His bass viol is an English instrument from around 1680, possibly by Barak Norman, which has had a seventh string added for the French repertoire.
Charles Medlam’s bass viol

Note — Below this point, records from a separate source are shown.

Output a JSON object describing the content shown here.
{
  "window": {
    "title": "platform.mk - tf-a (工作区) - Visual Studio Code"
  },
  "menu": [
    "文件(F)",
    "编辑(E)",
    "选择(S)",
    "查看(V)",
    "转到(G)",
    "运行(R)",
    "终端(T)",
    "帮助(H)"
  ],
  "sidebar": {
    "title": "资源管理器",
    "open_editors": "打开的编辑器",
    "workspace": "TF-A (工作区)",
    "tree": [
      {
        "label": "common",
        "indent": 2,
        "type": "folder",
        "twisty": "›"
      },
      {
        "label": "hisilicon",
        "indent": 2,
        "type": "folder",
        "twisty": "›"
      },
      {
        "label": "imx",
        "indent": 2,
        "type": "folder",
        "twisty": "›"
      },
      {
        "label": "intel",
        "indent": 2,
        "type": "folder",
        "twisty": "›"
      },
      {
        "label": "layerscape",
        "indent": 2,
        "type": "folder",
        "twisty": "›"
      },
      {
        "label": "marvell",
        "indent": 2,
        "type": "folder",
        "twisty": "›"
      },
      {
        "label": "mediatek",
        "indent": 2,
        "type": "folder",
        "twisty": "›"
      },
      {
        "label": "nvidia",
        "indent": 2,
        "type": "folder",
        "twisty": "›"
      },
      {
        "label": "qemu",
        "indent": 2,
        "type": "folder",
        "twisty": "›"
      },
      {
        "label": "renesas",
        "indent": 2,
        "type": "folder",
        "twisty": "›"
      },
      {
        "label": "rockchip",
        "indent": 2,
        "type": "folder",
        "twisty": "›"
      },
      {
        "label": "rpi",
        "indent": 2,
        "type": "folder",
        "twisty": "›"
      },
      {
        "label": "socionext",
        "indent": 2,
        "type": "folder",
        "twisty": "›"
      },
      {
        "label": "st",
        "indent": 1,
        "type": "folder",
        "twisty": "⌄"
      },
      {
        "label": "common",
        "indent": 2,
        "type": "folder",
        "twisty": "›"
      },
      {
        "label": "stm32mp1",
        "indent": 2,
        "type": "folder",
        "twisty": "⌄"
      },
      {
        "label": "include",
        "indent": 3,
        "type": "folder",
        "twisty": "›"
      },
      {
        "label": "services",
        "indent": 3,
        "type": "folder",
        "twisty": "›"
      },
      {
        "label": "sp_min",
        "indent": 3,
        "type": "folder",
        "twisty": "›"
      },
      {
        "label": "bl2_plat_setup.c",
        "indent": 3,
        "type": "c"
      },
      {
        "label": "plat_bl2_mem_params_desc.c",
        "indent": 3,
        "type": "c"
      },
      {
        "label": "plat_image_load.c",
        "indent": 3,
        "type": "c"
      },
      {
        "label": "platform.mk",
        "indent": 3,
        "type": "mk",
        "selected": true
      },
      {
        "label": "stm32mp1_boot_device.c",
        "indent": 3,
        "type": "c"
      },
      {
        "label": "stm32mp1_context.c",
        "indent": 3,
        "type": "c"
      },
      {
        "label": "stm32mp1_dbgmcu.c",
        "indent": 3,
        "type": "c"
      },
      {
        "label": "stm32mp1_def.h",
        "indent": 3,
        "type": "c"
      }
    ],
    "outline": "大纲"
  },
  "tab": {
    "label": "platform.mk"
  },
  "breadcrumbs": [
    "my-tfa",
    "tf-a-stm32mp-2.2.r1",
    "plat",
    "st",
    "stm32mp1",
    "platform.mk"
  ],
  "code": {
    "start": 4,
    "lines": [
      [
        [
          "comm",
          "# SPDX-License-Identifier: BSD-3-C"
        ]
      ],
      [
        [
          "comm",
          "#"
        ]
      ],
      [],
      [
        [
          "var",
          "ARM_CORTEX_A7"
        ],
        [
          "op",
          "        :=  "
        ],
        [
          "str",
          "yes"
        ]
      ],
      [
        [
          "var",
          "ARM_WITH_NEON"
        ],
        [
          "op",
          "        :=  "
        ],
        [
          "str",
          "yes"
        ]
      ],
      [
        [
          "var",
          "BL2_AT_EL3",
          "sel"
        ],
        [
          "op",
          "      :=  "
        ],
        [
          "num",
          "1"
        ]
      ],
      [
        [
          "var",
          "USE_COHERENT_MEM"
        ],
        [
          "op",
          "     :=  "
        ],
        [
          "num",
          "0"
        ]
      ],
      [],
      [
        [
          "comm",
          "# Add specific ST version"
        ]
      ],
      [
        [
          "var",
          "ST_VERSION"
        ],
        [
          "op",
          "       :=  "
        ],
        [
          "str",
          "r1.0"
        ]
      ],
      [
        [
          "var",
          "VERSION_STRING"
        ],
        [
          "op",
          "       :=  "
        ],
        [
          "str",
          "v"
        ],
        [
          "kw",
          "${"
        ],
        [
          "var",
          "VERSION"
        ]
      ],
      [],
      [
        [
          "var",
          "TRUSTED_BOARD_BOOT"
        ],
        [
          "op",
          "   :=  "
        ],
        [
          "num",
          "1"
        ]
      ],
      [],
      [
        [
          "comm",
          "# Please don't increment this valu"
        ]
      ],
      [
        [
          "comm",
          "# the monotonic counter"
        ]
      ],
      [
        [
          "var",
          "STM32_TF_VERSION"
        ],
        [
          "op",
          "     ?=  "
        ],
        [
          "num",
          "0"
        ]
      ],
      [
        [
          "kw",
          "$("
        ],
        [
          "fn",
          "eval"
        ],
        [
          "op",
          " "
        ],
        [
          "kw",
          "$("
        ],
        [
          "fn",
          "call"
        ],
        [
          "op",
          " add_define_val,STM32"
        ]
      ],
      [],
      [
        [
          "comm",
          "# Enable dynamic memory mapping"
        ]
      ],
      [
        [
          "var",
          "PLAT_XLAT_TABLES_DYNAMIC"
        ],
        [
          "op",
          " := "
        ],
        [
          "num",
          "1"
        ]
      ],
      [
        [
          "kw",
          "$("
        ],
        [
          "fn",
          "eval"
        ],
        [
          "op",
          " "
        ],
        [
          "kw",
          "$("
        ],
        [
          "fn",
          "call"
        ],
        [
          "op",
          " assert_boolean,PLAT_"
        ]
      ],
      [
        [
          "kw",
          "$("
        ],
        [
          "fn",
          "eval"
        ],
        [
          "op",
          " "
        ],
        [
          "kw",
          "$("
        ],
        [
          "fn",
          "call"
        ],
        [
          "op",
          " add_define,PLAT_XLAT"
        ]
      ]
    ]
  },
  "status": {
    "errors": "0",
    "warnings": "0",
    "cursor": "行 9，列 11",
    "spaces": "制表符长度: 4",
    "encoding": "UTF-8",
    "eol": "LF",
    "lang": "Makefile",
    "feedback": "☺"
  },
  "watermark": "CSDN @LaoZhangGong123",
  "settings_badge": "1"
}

From 1975 to 1977 I studied the cello with Heidi Litschauer and performance practice with Nikolaus Harnoncourt at the Salzburg Mozarteum with frequent visits to Wieland Kuijken for bass viol lessons. Harnoncourt had three bass viols in his large collection of early instruments and was kind enough to lend me the old English bass which he had bought from a player in the Suisse Romande Orchestra in 1965. The instrument had spent the 19th and half the 20th century as a cello but he had it reconverted into a bass viol by a luthier called Kren in Vienna. It almost certainly started life with 6 strings but, following advice by the great Antoine Forqueray in a letter to Frederick William of Prussia, he had a seventh string (AA) added for the French repertoire. This decision was entirely vindicated and the instrument has an exceptionally fine lower register. Finishing my studies in Salzburg I reluctantly returned the instrument to its owner and ordered myself a modern copy of French bass. I kept in touch with my former teacher partly through the grape vine and partly through his daughter whom I had got to know while we were both students in Vienna. So encouraged by this connection, and the fact that my wife Ingrid Seifert comes from the same part of Austria as the Harnoncourts, I dared nearly three decades later to write him a letter, wondering whether I would be allowed to continue my happy acquaintance with his lovely old English bass. I was absolutely delighted and not a little flattered to receive a letter from him saying that he would be happy to pass it on to me. So now the instrument belongs to me and it’s true to say that few things in my life outside the family have made me happier. Every morning when I open the case I say a prayer to St. Nikolaus and have told him this on a number occasions.
The emotion of living with this wonderful artifact does not diminish over time and the fascination of wondering about all the musical and historical experiences it has seen in its 330 year life remain a daily joy.
Charles Medlam played a group of gamba pieces by Marin Marias. The performances were immaculately controlled, at all times a delight to the ear - supple, flexible playing which touched the heights of virtuosity and the depths of emotion.
Financial Times, London
FREE download from "Fleur de Lys"!
Formed thirty years ago in 1978 by Charles Medlam, London Baroque enjoys the position of being one of the most experienced and long-lived baroque chamber groups around. London Baroque, regarded worldwide as one of the foremost exponents of baroque chamber music, remains loved and appreciated by audiences as much today as twenty years ago. "We are used to the high standard of these players. The tireless variation of phrasing and dynamics of the individual parts, the perfectly coordinated agogic detail together with the highly imaginative approach lead to wonderfully lively music-making", (Aug 2001) "... the performances were immaculately controlled, at all times a delight to the ear -- supple, flexible playing which touched the heights of virtuosity and the depths of emotion" (Financial Times, 1980)
Visit the London Baroque website